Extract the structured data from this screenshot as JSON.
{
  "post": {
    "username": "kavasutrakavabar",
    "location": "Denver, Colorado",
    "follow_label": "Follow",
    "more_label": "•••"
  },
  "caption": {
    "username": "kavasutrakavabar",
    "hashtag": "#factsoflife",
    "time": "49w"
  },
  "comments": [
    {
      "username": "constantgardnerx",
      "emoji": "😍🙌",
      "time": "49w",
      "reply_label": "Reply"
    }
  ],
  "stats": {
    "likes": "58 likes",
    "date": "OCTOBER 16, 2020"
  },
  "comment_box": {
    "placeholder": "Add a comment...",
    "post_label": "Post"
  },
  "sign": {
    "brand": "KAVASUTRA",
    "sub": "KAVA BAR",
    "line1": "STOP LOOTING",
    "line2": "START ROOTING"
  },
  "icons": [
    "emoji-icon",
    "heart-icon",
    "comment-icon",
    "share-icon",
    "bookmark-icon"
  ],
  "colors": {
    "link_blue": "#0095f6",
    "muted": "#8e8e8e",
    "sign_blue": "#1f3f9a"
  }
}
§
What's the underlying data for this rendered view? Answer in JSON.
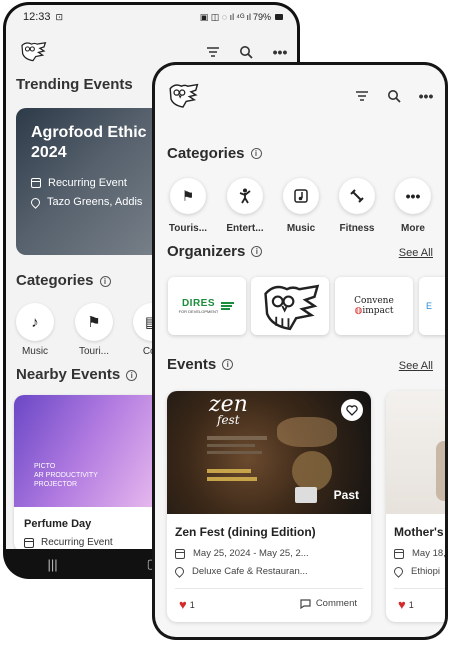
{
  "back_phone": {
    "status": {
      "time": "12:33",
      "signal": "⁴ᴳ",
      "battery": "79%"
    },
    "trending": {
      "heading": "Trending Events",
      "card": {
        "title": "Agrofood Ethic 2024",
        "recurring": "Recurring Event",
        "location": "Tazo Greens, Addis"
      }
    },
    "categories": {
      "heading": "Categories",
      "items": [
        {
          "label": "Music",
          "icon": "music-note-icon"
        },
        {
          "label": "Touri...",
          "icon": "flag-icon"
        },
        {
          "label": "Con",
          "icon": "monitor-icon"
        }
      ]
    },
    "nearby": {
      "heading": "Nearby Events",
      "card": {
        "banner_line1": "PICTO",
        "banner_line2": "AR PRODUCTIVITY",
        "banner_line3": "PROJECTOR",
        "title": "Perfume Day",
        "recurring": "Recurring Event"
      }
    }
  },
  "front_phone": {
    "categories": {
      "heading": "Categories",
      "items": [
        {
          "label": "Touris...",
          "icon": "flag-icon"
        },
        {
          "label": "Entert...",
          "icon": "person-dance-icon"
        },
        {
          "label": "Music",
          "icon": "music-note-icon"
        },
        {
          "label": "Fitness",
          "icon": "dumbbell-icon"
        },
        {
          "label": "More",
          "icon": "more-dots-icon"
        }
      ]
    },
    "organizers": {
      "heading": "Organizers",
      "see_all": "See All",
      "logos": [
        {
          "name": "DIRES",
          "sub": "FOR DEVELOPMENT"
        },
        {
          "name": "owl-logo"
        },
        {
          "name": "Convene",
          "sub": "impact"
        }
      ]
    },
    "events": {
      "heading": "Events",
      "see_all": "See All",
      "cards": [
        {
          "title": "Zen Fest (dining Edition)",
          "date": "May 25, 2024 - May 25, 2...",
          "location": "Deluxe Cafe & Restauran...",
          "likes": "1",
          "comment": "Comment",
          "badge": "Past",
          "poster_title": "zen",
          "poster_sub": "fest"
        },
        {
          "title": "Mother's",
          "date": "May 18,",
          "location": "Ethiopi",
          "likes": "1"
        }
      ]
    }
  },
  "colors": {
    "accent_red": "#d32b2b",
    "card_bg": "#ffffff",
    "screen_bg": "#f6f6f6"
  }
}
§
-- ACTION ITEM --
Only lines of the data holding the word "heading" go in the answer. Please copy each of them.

-- TASK SOLUTION --
      "heading": "Trending Events",
      "heading": "Categories",
      "heading": "Nearby Events",
      "heading": "Categories",
      "heading": "Organizers",
      "heading": "Events",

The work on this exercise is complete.